Danish medical students will no longer be taught that people identifying as transgender suffer from a psychological disorder, reports the news site etik.dk
Thorkil Sørensen, the psychiatrist responsible for the chapter on transsexuality in the psychiatric handbook used by medical students, 'Psykiatri. En lærebog om voksnes psykiske sygdom', has decided not to classify it as a disorder in the newest edition.
“If it is not experienced like a disorder then it should not be defined as a disorder,” Sørensen told etik.dk
The current handbook classifies transgender individuals as suffering from Gender Identity Disorder (GID), but Sørensen thinks this is inaccurate.
“Now I would say that identity insecurity applies to a certain group of transsexuals, but not to all of those who identify as transgender,” he said.
The change to the Danish textbook follows a new definition that was included in the fifth edition of the American Psychiatric Association’s Diagnostic and Statistical Manual of Mental Disorders (DSM-5).
In DSM-5, GID has been replaced by Gender Dysphoria. This describes people who are unhappy with the gender they are born with or the gender roles they have been assigned.
“With [DSM-5's] definition, the focus is on the person’s mental state,” Sørensen said. “If you are dysphoric, it means you are unhappy. But not all people who are transgender are unhappy.”
Jack Drescher, a member of the APA subcommittee who worked on the revision, argued that the change was needed to add more cultural context to people who identify as transgender.
“We know there is a whole community of people out there who are not seeking medical attention and live between the two binary categories,” Drescher told the gay news site advocate.com. “We wanted to send the message that the therapist’s job isn’t to pathologise”
Psychologist Karina Lins argued that the definition is sensible.
“There are plenty of people who have come to terms with their identity and who don’t have a problem with their body not living up to their expected gender,” she told etik.dk “People who are at ease with their condition and don’t experience any problems with it should not be diagnosed or found to have a disorder.”
The DSM-5 changes incited a heated debate late last year, with many LGBT activists arguing that the new definition still needlessly stigmatises trans people.
"LGBT Denmark would prefer that being transgender was entirely removed from the list of symptoms and that trans people are treated the same as other people with health needs," spokesperson Vibe Grevesen told etik.dk
In June the government turned down a proposal by far-left party Enhedslisten to have transsexuality removed from the official list of psychiatric disorders.
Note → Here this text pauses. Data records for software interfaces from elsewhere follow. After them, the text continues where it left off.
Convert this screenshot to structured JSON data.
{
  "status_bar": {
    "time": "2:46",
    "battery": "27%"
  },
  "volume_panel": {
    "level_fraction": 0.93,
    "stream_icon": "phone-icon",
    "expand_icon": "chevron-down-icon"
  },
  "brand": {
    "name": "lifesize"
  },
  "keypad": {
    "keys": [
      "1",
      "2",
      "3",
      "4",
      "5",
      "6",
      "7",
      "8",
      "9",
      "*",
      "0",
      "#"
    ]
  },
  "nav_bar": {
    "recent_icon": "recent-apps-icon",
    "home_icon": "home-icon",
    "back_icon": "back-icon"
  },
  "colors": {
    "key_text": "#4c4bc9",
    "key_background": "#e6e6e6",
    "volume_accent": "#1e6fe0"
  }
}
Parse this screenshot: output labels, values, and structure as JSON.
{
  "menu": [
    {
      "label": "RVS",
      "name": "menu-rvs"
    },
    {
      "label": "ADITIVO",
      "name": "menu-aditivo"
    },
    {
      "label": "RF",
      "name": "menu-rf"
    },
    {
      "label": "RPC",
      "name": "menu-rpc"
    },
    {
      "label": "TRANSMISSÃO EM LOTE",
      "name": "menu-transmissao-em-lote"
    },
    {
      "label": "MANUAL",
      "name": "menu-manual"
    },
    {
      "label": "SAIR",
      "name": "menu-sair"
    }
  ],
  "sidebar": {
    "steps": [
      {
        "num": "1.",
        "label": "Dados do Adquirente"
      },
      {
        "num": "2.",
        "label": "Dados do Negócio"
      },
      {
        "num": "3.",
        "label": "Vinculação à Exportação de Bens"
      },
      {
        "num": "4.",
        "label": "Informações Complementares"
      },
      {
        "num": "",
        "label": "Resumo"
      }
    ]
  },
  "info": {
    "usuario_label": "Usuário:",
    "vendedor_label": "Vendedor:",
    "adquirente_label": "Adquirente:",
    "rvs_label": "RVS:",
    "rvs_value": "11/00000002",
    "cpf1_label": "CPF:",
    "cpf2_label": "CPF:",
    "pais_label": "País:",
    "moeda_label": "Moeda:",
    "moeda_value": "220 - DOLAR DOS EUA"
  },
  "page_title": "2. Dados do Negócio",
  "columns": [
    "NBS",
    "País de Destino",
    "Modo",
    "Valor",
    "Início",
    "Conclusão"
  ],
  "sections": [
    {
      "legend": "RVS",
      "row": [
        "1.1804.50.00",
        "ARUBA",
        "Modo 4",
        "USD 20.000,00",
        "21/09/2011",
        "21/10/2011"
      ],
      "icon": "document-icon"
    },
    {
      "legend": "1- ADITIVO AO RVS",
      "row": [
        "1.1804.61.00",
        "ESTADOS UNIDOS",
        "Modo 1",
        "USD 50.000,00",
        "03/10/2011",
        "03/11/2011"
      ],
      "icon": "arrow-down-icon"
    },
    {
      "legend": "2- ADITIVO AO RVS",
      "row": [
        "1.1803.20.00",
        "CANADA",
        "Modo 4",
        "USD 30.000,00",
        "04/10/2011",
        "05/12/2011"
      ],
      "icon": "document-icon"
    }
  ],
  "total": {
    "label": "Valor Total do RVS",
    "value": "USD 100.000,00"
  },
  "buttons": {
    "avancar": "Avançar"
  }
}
No party supported the proposal and Socialdemokraterne (S) argued that work was already being done by the WHO to find a new definition and approach to trans people.
“In this case it is wrong to move forward if international experts are already further ahead with other systems,” Flemming Møller Mortensen (S) told Information newspaper. “There need to be first movers, but in this case it looks like someone else has taken the initiative.”